Regulations that would allow local agencies to enforce safe operations of drone aircraft in San Diego were given unanimous initial backing Wednesday by the City Council's Public Safety and Livable Neighborhoods Committee.

The proposed amendments to the municipal code would allow local police to enforce Federal Aviation Administration rules governing so-called "unmanned aerial vehicles." According to Tiffany Vinson of the city's Homeland Security office, local authorities don't currently have such power.

The rules stem in part from a proliferation of drones in the skies above San Diego. Staff cited a projection by the U.S. Air Force that UAV operations would surpass manned aircraft flights by 2025.
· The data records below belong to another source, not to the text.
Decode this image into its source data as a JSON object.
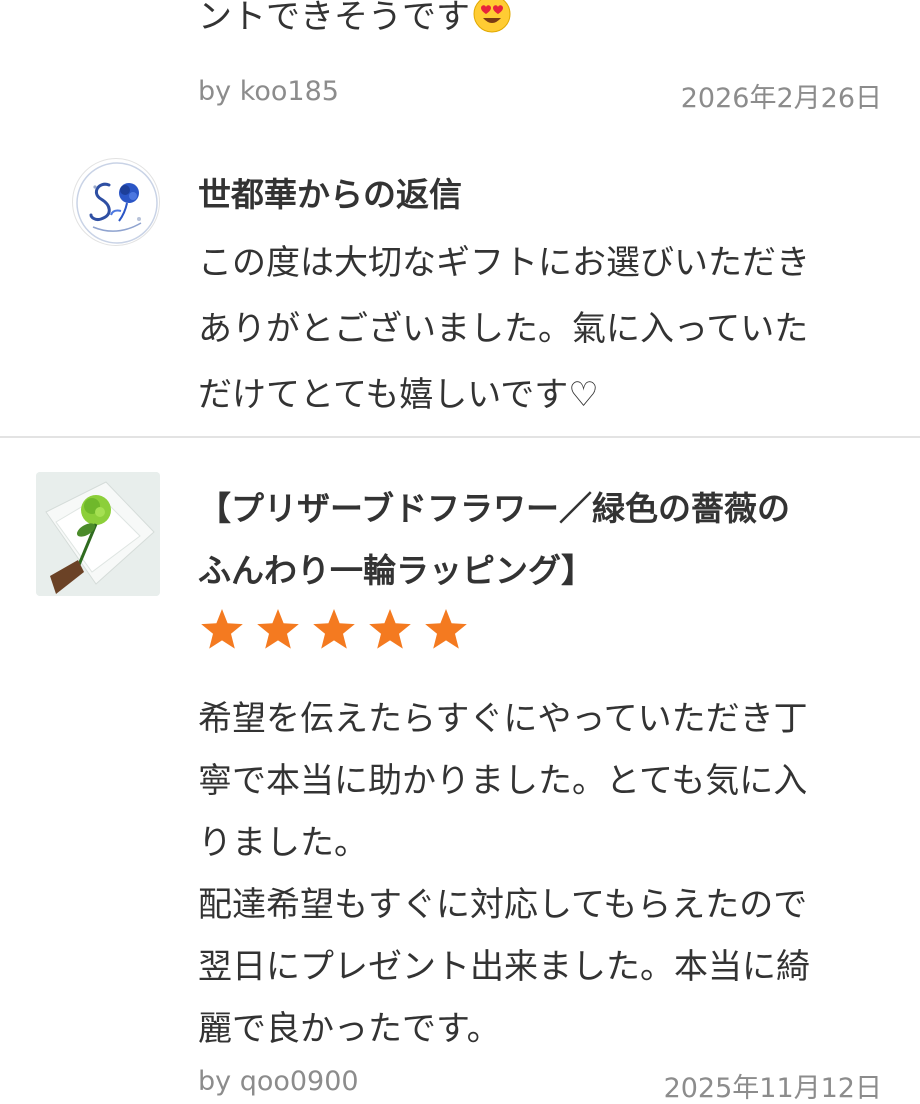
{
  "previous_review": {
    "text_tail": "ントできそうです",
    "emoji": "heart-eyes-emoji",
    "author": "by koo185",
    "date": "2026年2月26日"
  },
  "shop_reply": {
    "avatar_icon": "blue-rose-logo-icon",
    "title": "世都華からの返信",
    "body_lines": [
      "この度は大切なギフトにお選びいただき",
      "ありがとございました。氣に入っていた",
      "だけてとても嬉しいです♡"
    ]
  },
  "review": {
    "product_image": "green-rose-bouquet-thumbnail",
    "title_lines": [
      "【プリザーブドフラワー／緑色の薔薇の",
      "ふんわり一輪ラッピング】"
    ],
    "rating": 5,
    "rating_max": 5,
    "star_color": "#f47a20",
    "body_lines": [
      "希望を伝えたらすぐにやっていただき丁",
      "寧で本当に助かりました。とても気に入",
      "りました。",
      "配達希望もすぐに対応してもらえたので",
      "翌日にプレゼント出来ました。本当に綺",
      "麗で良かったです。"
    ],
    "author": "by qoo0900",
    "date": "2025年11月12日"
  }
}
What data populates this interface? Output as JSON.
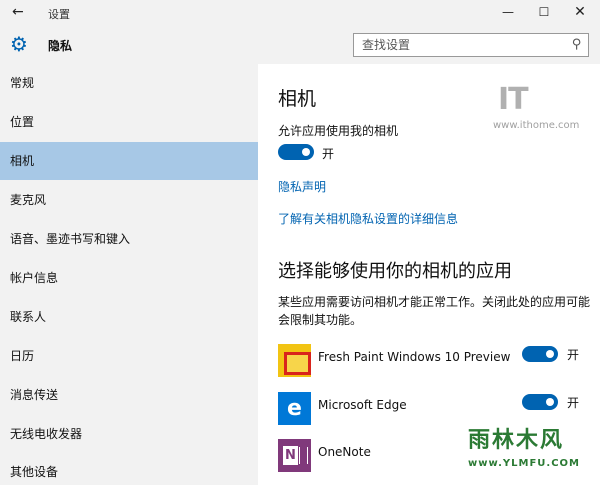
{
  "titlebar": {
    "back_icon": "back-arrow-icon",
    "title": "设置",
    "minimize_icon": "minimize-icon",
    "maximize_icon": "maximize-icon",
    "close_icon": "close-icon"
  },
  "header": {
    "icon": "gear-icon",
    "title": "隐私",
    "search": {
      "placeholder": "查找设置",
      "value": "",
      "icon": "search-icon"
    }
  },
  "sidebar": {
    "items": [
      {
        "label": "常规",
        "active": false
      },
      {
        "label": "位置",
        "active": false
      },
      {
        "label": "相机",
        "active": true
      },
      {
        "label": "麦克风",
        "active": false
      },
      {
        "label": "语音、墨迹书写和键入",
        "active": false
      },
      {
        "label": "帐户信息",
        "active": false
      },
      {
        "label": "联系人",
        "active": false
      },
      {
        "label": "日历",
        "active": false
      },
      {
        "label": "消息传送",
        "active": false
      },
      {
        "label": "无线电收发器",
        "active": false
      },
      {
        "label": "其他设备",
        "active": false
      }
    ]
  },
  "main": {
    "title": "相机",
    "allow_label": "允许应用使用我的相机",
    "allow_toggle": {
      "state": "on",
      "label": "开"
    },
    "privacy_link": "隐私声明",
    "learn_more_link": "了解有关相机隐私设置的详细信息",
    "section_title": "选择能够使用你的相机的应用",
    "section_desc": "某些应用需要访问相机才能正常工作。关闭此处的应用可能会限制其功能。",
    "apps": [
      {
        "name": "Fresh Paint Windows 10 Preview",
        "icon": "fresh-paint-icon",
        "toggle_label": "开",
        "state": "on"
      },
      {
        "name": "Microsoft Edge",
        "icon": "edge-icon",
        "toggle_label": "开",
        "state": "on"
      },
      {
        "name": "OneNote",
        "icon": "onenote-icon"
      }
    ]
  },
  "watermarks": {
    "ithome_logo": "IT",
    "ithome_url": "www.ithome.com",
    "ylmfu_text": "雨林木风",
    "ylmfu_url": "www.YLMFU.COM"
  },
  "colors": {
    "accent": "#0063b1",
    "sidebar_bg": "#f2f2f2",
    "active_item_bg": "#a7c8e6",
    "link": "#0063b1"
  }
}
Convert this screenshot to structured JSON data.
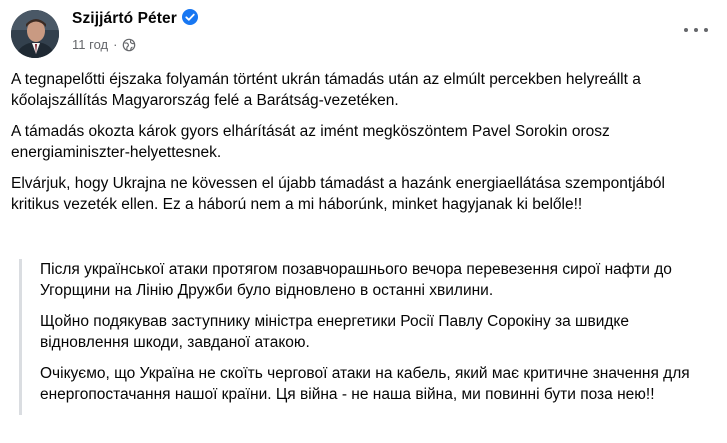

If approved by the full City Council, the proposed law would prohibit careless or reckless operations of drone aircraft, violations of FAA flight restrictions or operations that inhibit law enforcement officers, firefighters or other emergency rescue activities.

Offenses would be prosecuted as misdemeanors or citations, and the City Attorney's Office would have the discretionary power depending on whether an incident was willful or simply operator error.

Vinson and committee Chairman Chris Cate said the intent was only to promote safety, and not hinder growing commercial and recreational uses.

Councilman Chris Ward said the vast majority of drone operators perform their work or hobby in a responsible manner, and expressed concern that the proposed rules are subjective.

"I am actually more worried about any members of the public who might be annoyed or otherwise hate drones and see this new law as an opportunity to go out there and get neighbors and really compound the challenges for our public safety responders to be able to decide — do I enforce, do I not enforce, do I show up?" Ward said.

The rules don't address privacy concerns, which staff said was best left to existing law.

The legislation is the product of a working group formed in 2015. The group, made up of representatives of the police and fire departments and other municipal agencies, studied federal and state rules, plus local ordinances already adopted in Poway, Berkeley, Los Angeles, Chicago, Miami and Pittsburgh.

According to staff, there have been three significant drone-related incidents in the skies above the San Diego region in recent years — one in which a UAV came within a few hundred feet of an airliner approaching Lindbergh Field, another in which one came within 100 feet of a light aircraft and a third in which a drone buzzed between gates at Lindbergh Field.

In 2015, the FAA reported 15 encounters between drones and commercial, military or private aircraft in a six-month period in San Diego. The incidents generally occurred while the airplanes were taking off or landing.

FAA regulations require drone hobbyists to provide prior notification to airport and air traffic control officials before flying within five miles of an airfield. Operators are also supposed to keep the unmanned aircraft within sight at all times, yield to manned airplanes and stay within an altitude of 400 feet above ground level.

The FAA report on San Diego encounters said many of the incidents took place at altitudes of 2,000 feet or higher.

Vinson said the law could serve as a model for other local jurisdictions, so that drone operators would have uniform rules instead of a patchwork between various cities.